### Exercise directions
Could you filter the data below down to the lines that hold the word "views"?

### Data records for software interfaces
——

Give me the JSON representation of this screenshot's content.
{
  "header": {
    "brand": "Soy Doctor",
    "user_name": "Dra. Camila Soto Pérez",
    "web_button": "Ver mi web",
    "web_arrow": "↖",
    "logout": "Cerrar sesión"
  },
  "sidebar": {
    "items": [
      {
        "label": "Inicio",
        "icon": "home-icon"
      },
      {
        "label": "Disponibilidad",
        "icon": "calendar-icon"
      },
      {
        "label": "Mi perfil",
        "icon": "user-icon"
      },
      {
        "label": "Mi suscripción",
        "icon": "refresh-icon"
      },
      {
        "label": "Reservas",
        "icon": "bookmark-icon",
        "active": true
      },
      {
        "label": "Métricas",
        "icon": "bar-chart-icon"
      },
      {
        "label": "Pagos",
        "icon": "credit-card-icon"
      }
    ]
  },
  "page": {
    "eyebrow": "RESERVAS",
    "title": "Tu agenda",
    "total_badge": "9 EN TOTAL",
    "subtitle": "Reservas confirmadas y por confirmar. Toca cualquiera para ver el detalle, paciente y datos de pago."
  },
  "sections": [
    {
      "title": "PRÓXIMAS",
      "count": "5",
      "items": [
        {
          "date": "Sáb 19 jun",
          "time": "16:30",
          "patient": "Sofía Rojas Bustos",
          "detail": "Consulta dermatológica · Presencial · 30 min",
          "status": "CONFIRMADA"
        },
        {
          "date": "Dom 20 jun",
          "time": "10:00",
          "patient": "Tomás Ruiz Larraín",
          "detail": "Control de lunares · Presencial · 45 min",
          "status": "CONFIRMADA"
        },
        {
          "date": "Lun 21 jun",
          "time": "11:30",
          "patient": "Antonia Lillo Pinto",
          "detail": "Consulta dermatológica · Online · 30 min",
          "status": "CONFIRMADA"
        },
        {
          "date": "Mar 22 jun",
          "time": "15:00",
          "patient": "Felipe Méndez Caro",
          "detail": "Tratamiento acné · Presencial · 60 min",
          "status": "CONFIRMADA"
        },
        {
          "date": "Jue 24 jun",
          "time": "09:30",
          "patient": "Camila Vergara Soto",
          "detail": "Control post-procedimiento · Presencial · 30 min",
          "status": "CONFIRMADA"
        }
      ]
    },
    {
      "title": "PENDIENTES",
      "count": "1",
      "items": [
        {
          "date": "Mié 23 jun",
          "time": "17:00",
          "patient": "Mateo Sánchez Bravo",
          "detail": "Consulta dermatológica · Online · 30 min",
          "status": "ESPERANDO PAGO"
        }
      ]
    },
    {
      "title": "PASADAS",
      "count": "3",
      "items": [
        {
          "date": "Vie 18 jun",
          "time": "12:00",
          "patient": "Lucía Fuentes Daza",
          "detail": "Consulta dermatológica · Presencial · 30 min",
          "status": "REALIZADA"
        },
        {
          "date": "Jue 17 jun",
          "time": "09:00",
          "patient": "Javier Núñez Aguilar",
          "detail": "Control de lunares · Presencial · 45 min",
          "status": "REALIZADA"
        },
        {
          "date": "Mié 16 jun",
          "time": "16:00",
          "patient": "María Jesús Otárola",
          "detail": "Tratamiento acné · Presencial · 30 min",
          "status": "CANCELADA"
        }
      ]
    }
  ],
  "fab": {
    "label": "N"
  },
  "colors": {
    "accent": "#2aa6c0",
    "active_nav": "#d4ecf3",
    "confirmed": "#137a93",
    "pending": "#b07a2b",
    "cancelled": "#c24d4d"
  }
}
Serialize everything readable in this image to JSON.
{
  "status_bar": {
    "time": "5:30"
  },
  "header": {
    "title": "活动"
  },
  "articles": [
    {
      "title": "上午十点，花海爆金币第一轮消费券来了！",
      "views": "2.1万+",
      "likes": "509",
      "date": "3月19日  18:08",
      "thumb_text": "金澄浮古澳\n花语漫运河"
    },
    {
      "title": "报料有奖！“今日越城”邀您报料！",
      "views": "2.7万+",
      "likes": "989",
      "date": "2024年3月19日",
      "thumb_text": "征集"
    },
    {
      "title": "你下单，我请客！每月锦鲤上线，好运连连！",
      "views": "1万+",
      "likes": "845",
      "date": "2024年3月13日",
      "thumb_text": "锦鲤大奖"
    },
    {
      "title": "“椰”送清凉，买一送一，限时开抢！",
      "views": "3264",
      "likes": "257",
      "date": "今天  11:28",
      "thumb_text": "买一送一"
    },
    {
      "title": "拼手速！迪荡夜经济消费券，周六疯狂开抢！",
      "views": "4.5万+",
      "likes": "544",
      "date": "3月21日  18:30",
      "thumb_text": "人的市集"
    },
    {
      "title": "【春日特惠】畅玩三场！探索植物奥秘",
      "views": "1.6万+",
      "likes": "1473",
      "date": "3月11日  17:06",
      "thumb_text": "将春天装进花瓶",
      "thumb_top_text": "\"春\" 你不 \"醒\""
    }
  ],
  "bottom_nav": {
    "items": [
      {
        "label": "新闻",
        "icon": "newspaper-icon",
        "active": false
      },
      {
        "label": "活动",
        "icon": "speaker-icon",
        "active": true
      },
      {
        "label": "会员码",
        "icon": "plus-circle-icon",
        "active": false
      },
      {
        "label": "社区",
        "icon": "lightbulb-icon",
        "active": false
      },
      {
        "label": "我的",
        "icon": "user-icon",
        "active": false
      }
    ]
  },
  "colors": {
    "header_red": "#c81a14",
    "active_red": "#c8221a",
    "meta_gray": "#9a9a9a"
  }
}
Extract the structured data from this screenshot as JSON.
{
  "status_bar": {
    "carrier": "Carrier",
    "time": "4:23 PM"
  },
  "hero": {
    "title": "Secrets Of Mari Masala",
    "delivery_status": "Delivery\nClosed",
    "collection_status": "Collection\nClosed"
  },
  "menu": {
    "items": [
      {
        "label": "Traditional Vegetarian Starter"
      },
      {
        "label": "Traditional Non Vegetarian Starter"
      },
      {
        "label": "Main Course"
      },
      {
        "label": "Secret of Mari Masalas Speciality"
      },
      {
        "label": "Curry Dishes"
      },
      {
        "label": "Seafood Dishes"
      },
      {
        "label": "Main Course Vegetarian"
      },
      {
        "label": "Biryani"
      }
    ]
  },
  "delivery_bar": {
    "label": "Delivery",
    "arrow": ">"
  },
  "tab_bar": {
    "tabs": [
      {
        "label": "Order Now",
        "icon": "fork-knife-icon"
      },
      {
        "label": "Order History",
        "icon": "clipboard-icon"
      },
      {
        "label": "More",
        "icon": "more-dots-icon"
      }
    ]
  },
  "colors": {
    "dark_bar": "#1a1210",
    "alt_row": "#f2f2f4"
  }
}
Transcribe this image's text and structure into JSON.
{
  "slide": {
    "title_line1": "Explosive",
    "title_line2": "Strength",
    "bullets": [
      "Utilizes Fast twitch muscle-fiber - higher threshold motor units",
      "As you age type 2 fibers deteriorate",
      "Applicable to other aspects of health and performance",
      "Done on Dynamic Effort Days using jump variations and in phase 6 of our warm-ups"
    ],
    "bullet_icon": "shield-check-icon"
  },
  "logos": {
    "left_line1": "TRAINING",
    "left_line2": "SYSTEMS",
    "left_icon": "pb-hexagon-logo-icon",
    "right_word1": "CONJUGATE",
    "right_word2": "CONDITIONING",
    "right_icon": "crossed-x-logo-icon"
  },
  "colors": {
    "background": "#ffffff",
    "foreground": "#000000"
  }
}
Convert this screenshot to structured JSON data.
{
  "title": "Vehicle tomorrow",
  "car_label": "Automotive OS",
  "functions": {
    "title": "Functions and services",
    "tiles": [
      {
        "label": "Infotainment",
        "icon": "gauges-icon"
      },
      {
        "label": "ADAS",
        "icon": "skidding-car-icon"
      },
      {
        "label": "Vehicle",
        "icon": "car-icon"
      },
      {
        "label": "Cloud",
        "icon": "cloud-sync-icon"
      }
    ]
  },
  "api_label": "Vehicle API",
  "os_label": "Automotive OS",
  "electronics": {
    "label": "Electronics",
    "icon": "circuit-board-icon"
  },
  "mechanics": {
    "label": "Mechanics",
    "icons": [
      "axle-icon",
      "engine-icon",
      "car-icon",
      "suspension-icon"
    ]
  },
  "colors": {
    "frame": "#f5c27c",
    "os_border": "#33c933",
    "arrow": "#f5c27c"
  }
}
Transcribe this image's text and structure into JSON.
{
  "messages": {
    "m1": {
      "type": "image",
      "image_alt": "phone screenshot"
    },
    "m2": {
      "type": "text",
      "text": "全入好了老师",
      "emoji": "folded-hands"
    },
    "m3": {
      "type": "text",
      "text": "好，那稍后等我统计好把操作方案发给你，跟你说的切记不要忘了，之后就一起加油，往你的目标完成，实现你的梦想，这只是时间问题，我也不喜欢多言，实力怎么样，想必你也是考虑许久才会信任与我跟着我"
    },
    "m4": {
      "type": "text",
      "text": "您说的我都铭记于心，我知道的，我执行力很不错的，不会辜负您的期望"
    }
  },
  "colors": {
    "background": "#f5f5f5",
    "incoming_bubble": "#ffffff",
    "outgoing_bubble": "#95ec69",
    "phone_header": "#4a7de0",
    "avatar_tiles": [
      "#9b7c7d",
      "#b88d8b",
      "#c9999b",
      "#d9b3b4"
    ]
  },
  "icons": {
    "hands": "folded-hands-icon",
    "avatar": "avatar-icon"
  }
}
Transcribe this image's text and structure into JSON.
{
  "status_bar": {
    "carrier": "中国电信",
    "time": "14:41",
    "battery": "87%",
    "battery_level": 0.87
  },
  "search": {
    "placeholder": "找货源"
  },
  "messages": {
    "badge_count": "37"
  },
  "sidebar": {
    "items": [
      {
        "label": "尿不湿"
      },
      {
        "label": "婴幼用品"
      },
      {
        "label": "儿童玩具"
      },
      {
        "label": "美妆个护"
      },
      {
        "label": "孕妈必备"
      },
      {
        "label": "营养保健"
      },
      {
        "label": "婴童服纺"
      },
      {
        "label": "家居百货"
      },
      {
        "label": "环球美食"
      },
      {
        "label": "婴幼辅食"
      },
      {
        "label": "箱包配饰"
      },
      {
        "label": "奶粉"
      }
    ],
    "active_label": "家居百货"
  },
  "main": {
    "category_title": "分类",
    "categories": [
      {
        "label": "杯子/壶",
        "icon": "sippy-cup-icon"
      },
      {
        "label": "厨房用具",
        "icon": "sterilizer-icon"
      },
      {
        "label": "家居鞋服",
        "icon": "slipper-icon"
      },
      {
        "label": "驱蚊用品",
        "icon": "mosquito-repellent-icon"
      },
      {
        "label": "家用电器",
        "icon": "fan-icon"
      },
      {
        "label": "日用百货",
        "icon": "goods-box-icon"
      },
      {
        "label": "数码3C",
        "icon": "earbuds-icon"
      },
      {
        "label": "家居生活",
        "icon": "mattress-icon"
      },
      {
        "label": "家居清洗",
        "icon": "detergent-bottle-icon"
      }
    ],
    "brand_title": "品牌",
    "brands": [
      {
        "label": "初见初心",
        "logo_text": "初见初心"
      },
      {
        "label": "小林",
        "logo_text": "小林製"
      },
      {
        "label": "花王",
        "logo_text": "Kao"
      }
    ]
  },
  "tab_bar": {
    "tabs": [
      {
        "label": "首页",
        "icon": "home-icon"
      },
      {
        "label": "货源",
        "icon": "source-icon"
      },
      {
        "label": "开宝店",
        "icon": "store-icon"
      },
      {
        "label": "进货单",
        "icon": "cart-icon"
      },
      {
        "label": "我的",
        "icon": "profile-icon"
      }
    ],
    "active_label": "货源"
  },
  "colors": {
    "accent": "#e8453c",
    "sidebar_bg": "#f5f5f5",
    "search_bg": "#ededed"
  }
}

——

### Solution for this problem
      "views": "2.1万+",
      "views": "2.7万+",
      "views": "1万+",
      "views": "3264",
      "views": "4.5万+",
      "views": "1.6万+",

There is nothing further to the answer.